■ What the exercise asks
Please reproduce the entire listing, character for character.

──────────

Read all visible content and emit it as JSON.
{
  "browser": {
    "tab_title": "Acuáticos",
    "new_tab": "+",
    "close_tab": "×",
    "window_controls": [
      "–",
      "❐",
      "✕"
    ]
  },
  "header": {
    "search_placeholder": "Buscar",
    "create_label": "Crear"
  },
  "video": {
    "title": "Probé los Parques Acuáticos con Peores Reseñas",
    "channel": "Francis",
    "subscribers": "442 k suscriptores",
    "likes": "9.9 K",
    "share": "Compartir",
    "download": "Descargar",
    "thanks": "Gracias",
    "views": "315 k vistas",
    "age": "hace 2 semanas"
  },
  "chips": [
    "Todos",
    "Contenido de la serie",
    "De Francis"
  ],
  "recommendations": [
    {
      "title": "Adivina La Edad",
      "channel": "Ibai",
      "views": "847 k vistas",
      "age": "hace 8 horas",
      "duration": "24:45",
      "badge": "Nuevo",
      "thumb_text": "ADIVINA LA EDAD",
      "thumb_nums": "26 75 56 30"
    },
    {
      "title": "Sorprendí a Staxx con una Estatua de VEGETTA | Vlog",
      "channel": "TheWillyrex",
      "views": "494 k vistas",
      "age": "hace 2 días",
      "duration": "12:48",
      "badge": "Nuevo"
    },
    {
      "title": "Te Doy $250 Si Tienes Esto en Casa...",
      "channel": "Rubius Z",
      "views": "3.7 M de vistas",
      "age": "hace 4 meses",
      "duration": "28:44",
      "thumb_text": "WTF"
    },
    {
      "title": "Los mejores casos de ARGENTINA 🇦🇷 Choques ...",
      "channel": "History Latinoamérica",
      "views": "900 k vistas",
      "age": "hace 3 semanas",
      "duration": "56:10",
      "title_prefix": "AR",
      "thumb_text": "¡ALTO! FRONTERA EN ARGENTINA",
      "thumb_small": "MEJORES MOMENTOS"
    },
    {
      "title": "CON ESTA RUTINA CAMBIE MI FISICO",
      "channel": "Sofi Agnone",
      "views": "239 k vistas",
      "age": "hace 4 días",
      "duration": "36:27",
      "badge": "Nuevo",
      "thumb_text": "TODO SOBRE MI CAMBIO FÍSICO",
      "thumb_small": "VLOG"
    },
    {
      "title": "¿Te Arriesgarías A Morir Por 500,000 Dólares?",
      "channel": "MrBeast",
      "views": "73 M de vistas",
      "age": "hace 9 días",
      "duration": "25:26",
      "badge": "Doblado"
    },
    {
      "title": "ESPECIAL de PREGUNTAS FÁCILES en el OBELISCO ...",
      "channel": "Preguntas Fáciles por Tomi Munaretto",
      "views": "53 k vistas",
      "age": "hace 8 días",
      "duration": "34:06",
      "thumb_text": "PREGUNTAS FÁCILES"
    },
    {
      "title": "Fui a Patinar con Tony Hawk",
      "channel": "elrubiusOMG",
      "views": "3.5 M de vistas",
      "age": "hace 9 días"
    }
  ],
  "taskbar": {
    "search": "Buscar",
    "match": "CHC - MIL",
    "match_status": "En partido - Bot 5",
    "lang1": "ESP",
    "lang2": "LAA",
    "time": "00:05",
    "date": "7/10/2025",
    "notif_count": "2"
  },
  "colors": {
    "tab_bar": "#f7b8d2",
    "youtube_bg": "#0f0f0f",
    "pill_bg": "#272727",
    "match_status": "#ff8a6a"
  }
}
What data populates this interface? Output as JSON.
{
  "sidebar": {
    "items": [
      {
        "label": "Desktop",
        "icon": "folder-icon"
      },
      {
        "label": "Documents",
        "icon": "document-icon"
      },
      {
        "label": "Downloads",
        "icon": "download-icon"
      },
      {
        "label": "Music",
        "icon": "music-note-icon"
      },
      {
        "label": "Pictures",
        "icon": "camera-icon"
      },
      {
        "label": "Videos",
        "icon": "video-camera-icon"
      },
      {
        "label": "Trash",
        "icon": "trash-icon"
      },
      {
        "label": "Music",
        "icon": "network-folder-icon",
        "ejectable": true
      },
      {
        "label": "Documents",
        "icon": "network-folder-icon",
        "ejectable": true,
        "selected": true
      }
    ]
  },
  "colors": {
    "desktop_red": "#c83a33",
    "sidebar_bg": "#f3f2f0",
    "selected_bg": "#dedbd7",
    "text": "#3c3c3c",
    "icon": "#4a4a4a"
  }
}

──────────

■ Expected answer
Read all visible content and emit it as JSON.
{
  "browser": {
    "tab_title": "Acuáticos",
    "new_tab": "+",
    "close_tab": "×",
    "window_controls": [
      "–",
      "❐",
      "✕"
    ]
  },
  "header": {
    "search_placeholder": "Buscar",
    "create_label": "Crear"
  },
  "video": {
    "title": "Probé los Parques Acuáticos con Peores Reseñas",
    "channel": "Francis",
    "subscribers": "442 k suscriptores",
    "likes": "9.9 K",
    "share": "Compartir",
    "download": "Descargar",
    "thanks": "Gracias",
    "views": "315 k vistas",
    "age": "hace 2 semanas"
  },
  "chips": [
    "Todos",
    "Contenido de la serie",
    "De Francis"
  ],
  "recommendations": [
    {
      "title": "Adivina La Edad",
      "channel": "Ibai",
      "views": "847 k vistas",
      "age": "hace 8 horas",
      "duration": "24:45",
      "badge": "Nuevo",
      "thumb_text": "ADIVINA LA EDAD",
      "thumb_nums": "26 75 56 30"
    },
    {
      "title": "Sorprendí a Staxx con una Estatua de VEGETTA | Vlog",
      "channel": "TheWillyrex",
      "views": "494 k vistas",
      "age": "hace 2 días",
      "duration": "12:48",
      "badge": "Nuevo"
    },
    {
      "title": "Te Doy $250 Si Tienes Esto en Casa...",
      "channel": "Rubius Z",
      "views": "3.7 M de vistas",
      "age": "hace 4 meses",
      "duration": "28:44",
      "thumb_text": "WTF"
    },
    {
      "title": "Los mejores casos de ARGENTINA 🇦🇷 Choques ...",
      "channel": "History Latinoamérica",
      "views": "900 k vistas",
      "age": "hace 3 semanas",
      "duration": "56:10",
      "title_prefix": "AR",
      "thumb_text": "¡ALTO! FRONTERA EN ARGENTINA",
      "thumb_small": "MEJORES MOMENTOS"
    },
    {
      "title": "CON ESTA RUTINA CAMBIE MI FISICO",
      "channel": "Sofi Agnone",
      "views": "239 k vistas",
      "age": "hace 4 días",
      "duration": "36:27",
      "badge": "Nuevo",
      "thumb_text": "TODO SOBRE MI CAMBIO FÍSICO",
      "thumb_small": "VLOG"
    },
    {
      "title": "¿Te Arriesgarías A Morir Por 500,000 Dólares?",
      "channel": "MrBeast",
      "views": "73 M de vistas",
      "age": "hace 9 días",
      "duration": "25:26",
      "badge": "Doblado"
    },
    {
      "title": "ESPECIAL de PREGUNTAS FÁCILES en el OBELISCO ...",
      "channel": "Preguntas Fáciles por Tomi Munaretto",
      "views": "53 k vistas",
      "age": "hace 8 días",
      "duration": "34:06",
      "thumb_text": "PREGUNTAS FÁCILES"
    },
    {
      "title": "Fui a Patinar con Tony Hawk",
      "channel": "elrubiusOMG",
      "views": "3.5 M de vistas",
      "age": "hace 9 días"
    }
  ],
  "taskbar": {
    "search": "Buscar",
    "match": "CHC - MIL",
    "match_status": "En partido - Bot 5",
    "lang1": "ESP",
    "lang2": "LAA",
    "time": "00:05",
    "date": "7/10/2025",
    "notif_count": "2"
  },
  "colors": {
    "tab_bar": "#f7b8d2",
    "youtube_bg": "#0f0f0f",
    "pill_bg": "#272727",
    "match_status": "#ff8a6a"
  }
}
What data populates this interface? Output as JSON.
{
  "sidebar": {
    "items": [
      {
        "label": "Desktop",
        "icon": "folder-icon"
      },
      {
        "label": "Documents",
        "icon": "document-icon"
      },
      {
        "label": "Downloads",
        "icon": "download-icon"
      },
      {
        "label": "Music",
        "icon": "music-note-icon"
      },
      {
        "label": "Pictures",
        "icon": "camera-icon"
      },
      {
        "label": "Videos",
        "icon": "video-camera-icon"
      },
      {
        "label": "Trash",
        "icon": "trash-icon"
      },
      {
        "label": "Music",
        "icon": "network-folder-icon",
        "ejectable": true
      },
      {
        "label": "Documents",
        "icon": "network-folder-icon",
        "ejectable": true,
        "selected": true
      }
    ]
  },
  "colors": {
    "desktop_red": "#c83a33",
    "sidebar_bg": "#f3f2f0",
    "selected_bg": "#dedbd7",
    "text": "#3c3c3c",
    "icon": "#4a4a4a"
  }
}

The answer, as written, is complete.